"Among the evidence-backed programmes to prevent transmission of HIV, one of which has proven to work so effectively so as to eliminate that form of transmission from a population is: eliminating mother to child transmission of HIV. Mother to child transmission has been eliminated from some nations already, such as Cuba, Thailand and Armenia. What is holding India back from joining nations that have ended HIV in infants" said Dr Ishwar Gilada, President of AIDS Society of India (ASI).
On the first day of 9th National Conference of AIDS Society of India (ASICON 2016) in Mumbai, the buzz was unanimous: how to accelerate progress towards eliminating mother to child transmission of HIV in India as well. This is perhaps one of the closest goalposts to 90-90-90 targets which India and other nations have promised to chase and rightly so.
Where are we now?

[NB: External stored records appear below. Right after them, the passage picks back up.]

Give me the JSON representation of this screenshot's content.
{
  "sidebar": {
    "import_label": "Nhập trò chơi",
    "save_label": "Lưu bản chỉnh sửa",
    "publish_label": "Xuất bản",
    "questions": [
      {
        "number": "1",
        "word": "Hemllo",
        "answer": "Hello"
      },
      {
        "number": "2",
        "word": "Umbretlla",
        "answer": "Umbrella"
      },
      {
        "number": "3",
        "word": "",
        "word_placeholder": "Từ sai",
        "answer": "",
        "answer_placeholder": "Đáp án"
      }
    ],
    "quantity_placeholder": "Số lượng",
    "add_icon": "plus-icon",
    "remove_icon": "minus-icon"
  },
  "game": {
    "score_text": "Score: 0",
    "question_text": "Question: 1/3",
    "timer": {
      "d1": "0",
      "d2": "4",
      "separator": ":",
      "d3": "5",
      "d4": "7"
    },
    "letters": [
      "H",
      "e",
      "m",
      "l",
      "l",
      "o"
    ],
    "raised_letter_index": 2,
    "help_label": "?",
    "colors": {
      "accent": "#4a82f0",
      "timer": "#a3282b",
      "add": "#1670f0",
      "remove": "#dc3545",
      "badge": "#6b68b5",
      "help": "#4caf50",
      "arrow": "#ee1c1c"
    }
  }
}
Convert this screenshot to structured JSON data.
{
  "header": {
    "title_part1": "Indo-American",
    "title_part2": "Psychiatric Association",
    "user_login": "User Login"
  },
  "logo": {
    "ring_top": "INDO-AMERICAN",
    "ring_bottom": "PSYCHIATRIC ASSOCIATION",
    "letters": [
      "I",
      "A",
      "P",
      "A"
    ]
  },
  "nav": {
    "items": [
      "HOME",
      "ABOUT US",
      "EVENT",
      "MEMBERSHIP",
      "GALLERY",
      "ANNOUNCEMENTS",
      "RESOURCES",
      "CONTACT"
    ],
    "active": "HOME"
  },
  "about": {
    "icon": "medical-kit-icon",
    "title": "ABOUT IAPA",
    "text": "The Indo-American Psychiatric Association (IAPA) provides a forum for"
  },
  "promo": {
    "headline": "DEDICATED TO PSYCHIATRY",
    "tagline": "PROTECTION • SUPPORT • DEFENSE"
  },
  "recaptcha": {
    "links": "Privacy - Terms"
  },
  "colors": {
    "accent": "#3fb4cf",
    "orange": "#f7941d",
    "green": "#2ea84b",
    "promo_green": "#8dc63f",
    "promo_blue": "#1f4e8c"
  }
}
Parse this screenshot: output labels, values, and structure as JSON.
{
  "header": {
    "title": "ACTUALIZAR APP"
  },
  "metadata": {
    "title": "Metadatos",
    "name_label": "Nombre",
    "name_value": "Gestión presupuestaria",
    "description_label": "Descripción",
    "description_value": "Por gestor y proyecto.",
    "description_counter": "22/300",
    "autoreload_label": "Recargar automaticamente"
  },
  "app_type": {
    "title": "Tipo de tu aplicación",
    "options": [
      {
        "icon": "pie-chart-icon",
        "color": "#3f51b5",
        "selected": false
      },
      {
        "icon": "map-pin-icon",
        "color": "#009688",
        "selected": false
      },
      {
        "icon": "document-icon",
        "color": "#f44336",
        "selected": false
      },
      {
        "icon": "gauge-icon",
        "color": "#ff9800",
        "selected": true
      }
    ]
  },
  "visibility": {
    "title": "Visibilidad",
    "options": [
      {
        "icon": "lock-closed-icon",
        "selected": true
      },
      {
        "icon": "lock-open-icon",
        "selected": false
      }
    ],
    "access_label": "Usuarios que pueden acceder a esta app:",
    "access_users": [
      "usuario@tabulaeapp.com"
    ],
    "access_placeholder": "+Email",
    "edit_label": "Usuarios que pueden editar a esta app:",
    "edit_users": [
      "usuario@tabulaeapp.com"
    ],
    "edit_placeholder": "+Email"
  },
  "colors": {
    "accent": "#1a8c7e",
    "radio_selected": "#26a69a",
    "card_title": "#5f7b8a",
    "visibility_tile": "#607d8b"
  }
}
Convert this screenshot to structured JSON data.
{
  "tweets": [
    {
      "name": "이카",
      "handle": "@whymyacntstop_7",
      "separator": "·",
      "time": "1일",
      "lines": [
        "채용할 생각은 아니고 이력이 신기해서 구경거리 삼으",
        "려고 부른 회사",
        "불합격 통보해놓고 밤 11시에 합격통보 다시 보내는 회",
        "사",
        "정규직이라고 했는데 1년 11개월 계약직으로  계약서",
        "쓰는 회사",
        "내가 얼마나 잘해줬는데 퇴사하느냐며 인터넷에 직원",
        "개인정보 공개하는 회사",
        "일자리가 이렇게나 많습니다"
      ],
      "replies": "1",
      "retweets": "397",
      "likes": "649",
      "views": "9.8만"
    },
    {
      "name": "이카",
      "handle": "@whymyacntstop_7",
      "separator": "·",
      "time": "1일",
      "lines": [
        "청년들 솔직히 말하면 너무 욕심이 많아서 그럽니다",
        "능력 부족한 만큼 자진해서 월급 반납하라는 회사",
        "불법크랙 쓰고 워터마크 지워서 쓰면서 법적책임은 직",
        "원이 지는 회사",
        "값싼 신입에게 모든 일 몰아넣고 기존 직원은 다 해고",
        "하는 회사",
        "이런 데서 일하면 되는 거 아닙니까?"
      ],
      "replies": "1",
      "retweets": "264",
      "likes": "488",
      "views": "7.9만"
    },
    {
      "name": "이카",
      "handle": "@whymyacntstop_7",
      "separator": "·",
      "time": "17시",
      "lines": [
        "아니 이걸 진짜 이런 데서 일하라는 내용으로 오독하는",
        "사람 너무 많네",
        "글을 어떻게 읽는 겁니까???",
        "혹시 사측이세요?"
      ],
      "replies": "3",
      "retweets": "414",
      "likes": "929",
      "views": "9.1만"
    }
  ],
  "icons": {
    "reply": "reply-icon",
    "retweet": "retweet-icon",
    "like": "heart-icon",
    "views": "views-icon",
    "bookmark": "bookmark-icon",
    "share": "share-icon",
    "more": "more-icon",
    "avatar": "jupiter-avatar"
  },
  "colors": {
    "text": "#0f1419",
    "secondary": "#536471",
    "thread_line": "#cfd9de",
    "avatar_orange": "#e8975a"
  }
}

In 2015, there were an estimated 2.17 million people living with HIV in India, 40.5% of them being women and 6.54% children (142,000). Out of the 86,000 new infections in 2015, 10,500 were in children. 35,000 HIV positive pregnant women were still in need of prevention of parent to child transmission (PPTCT) services.
Dr Glory Alexander who founded ASHA Foundation in Bengaluru, who was conferred upon one of the most coveted awards in medicine in India, Dr BC Roy Award, by the President of India this year, was among the key speakers at ASICON 2016. She said that HIV positive children are indeed a tragic consequence of the epidemic. More than 90% of children get HIV from their mothers through parent to child transmission route, and without treatment 50% of them die by their second birthday. So if we can prevent parent to child transmission of HIV, we can eliminate HIV in children.
The most effective strategy for zero HIV infections in children is PPTCT, which the developed world has already implemented effectively. While India struggles with ensuring PPTCT for every eligible woman, few countries such as Cuba, Thailand etc have already eliminated parent to child transmission of HIV. Cuba was the first country to achieve it in 2015 and then Thailand followed suit in 2016, becoming the first Asia Pacific country to do so.
According to the World Health Organization (WHO), the criteria of elimination of parent to child transmission of HIV is when there are less than 50 new HIV infections in children per 100,000 live births; less than 5% HIV transmission in children in breastfeeding population and less than 2% in non breastfeeding population; more than 95% coverage of antenatal care, and more than 90% ART coverage of HIV positive pregnant women.